REQUIRED WORK: Copy the data precisely, keeping every character.

EXTRACTED ENTRIES:

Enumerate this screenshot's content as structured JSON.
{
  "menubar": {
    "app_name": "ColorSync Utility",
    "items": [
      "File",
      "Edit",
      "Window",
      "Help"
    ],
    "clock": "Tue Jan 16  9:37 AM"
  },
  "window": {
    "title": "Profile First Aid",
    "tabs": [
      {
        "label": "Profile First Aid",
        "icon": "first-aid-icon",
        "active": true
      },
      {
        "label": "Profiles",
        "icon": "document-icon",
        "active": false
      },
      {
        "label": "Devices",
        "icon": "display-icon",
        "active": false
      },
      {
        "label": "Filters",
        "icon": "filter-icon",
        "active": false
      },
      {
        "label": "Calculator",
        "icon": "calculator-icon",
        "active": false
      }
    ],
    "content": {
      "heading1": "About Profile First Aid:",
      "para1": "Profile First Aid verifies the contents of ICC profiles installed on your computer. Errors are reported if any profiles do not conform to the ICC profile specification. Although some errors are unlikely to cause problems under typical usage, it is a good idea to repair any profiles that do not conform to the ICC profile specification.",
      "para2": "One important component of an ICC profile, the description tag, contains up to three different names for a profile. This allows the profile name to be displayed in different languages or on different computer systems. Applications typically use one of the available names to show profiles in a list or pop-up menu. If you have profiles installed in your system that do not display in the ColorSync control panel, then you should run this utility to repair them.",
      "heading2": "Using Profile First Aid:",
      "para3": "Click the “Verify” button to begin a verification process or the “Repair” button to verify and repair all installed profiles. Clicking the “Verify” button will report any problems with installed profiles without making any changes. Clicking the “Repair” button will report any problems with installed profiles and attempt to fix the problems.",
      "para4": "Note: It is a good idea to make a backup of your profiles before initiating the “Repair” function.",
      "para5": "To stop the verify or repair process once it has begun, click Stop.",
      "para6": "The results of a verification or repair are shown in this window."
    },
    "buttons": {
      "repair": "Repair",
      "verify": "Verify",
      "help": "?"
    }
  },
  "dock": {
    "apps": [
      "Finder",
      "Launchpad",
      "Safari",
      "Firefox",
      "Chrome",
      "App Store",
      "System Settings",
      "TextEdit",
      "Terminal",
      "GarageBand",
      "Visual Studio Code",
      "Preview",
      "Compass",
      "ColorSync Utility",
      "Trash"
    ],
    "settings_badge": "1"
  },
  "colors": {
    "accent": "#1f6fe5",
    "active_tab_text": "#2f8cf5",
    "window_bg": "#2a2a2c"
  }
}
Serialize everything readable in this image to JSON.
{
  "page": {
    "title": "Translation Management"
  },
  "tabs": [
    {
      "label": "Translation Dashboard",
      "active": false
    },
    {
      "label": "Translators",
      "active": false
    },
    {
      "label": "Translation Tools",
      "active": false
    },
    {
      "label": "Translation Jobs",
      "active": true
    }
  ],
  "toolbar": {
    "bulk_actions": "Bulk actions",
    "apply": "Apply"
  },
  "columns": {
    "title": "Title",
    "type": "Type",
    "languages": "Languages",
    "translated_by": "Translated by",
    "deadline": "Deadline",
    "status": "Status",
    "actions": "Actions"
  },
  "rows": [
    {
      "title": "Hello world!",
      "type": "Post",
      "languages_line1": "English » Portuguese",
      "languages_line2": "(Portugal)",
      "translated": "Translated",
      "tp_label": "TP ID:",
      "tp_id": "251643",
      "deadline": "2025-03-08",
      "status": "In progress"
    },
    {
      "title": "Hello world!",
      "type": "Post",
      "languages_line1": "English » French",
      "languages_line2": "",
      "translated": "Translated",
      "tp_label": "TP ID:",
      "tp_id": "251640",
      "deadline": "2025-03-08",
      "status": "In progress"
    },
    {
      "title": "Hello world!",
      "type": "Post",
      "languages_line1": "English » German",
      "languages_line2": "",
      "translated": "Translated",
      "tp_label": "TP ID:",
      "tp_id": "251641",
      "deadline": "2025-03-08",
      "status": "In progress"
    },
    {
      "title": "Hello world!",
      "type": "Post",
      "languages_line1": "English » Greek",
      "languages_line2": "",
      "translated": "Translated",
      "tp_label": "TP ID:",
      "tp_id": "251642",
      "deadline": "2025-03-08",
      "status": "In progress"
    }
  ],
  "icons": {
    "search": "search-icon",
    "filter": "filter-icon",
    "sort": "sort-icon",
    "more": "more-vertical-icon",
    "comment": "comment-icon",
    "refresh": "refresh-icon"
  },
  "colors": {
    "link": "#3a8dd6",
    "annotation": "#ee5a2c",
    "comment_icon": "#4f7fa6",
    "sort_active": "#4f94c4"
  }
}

SOLUTION TO THIS TASK:
Enumerate this screenshot's content as structured JSON.
{
  "menubar": {
    "app_name": "ColorSync Utility",
    "items": [
      "File",
      "Edit",
      "Window",
      "Help"
    ],
    "clock": "Tue Jan 16  9:37 AM"
  },
  "window": {
    "title": "Profile First Aid",
    "tabs": [
      {
        "label": "Profile First Aid",
        "icon": "first-aid-icon",
        "active": true
      },
      {
        "label": "Profiles",
        "icon": "document-icon",
        "active": false
      },
      {
        "label": "Devices",
        "icon": "display-icon",
        "active": false
      },
      {
        "label": "Filters",
        "icon": "filter-icon",
        "active": false
      },
      {
        "label": "Calculator",
        "icon": "calculator-icon",
        "active": false
      }
    ],
    "content": {
      "heading1": "About Profile First Aid:",
      "para1": "Profile First Aid verifies the contents of ICC profiles installed on your computer. Errors are reported if any profiles do not conform to the ICC profile specification. Although some errors are unlikely to cause problems under typical usage, it is a good idea to repair any profiles that do not conform to the ICC profile specification.",
      "para2": "One important component of an ICC profile, the description tag, contains up to three different names for a profile. This allows the profile name to be displayed in different languages or on different computer systems. Applications typically use one of the available names to show profiles in a list or pop-up menu. If you have profiles installed in your system that do not display in the ColorSync control panel, then you should run this utility to repair them.",
      "heading2": "Using Profile First Aid:",
      "para3": "Click the “Verify” button to begin a verification process or the “Repair” button to verify and repair all installed profiles. Clicking the “Verify” button will report any problems with installed profiles without making any changes. Clicking the “Repair” button will report any problems with installed profiles and attempt to fix the problems.",
      "para4": "Note: It is a good idea to make a backup of your profiles before initiating the “Repair” function.",
      "para5": "To stop the verify or repair process once it has begun, click Stop.",
      "para6": "The results of a verification or repair are shown in this window."
    },
    "buttons": {
      "repair": "Repair",
      "verify": "Verify",
      "help": "?"
    }
  },
  "dock": {
    "apps": [
      "Finder",
      "Launchpad",
      "Safari",
      "Firefox",
      "Chrome",
      "App Store",
      "System Settings",
      "TextEdit",
      "Terminal",
      "GarageBand",
      "Visual Studio Code",
      "Preview",
      "Compass",
      "ColorSync Utility",
      "Trash"
    ],
    "settings_badge": "1"
  },
  "colors": {
    "accent": "#1f6fe5",
    "active_tab_text": "#2f8cf5",
    "window_bg": "#2a2a2c"
  }
}
Serialize everything readable in this image to JSON.
{
  "page": {
    "title": "Translation Management"
  },
  "tabs": [
    {
      "label": "Translation Dashboard",
      "active": false
    },
    {
      "label": "Translators",
      "active": false
    },
    {
      "label": "Translation Tools",
      "active": false
    },
    {
      "label": "Translation Jobs",
      "active": true
    }
  ],
  "toolbar": {
    "bulk_actions": "Bulk actions",
    "apply": "Apply"
  },
  "columns": {
    "title": "Title",
    "type": "Type",
    "languages": "Languages",
    "translated_by": "Translated by",
    "deadline": "Deadline",
    "status": "Status",
    "actions": "Actions"
  },
  "rows": [
    {
      "title": "Hello world!",
      "type": "Post",
      "languages_line1": "English » Portuguese",
      "languages_line2": "(Portugal)",
      "translated": "Translated",
      "tp_label": "TP ID:",
      "tp_id": "251643",
      "deadline": "2025-03-08",
      "status": "In progress"
    },
    {
      "title": "Hello world!",
      "type": "Post",
      "languages_line1": "English » French",
      "languages_line2": "",
      "translated": "Translated",
      "tp_label": "TP ID:",
      "tp_id": "251640",
      "deadline": "2025-03-08",
      "status": "In progress"
    },
    {
      "title": "Hello world!",
      "type": "Post",
      "languages_line1": "English » German",
      "languages_line2": "",
      "translated": "Translated",
      "tp_label": "TP ID:",
      "tp_id": "251641",
      "deadline": "2025-03-08",
      "status": "In progress"
    },
    {
      "title": "Hello world!",
      "type": "Post",
      "languages_line1": "English » Greek",
      "languages_line2": "",
      "translated": "Translated",
      "tp_label": "TP ID:",
      "tp_id": "251642",
      "deadline": "2025-03-08",
      "status": "In progress"
    }
  ],
  "icons": {
    "search": "search-icon",
    "filter": "filter-icon",
    "sort": "sort-icon",
    "more": "more-vertical-icon",
    "comment": "comment-icon",
    "refresh": "refresh-icon"
  },
  "colors": {
    "link": "#3a8dd6",
    "annotation": "#ee5a2c",
    "comment_icon": "#4f7fa6",
    "sort_active": "#4f94c4"
  }
}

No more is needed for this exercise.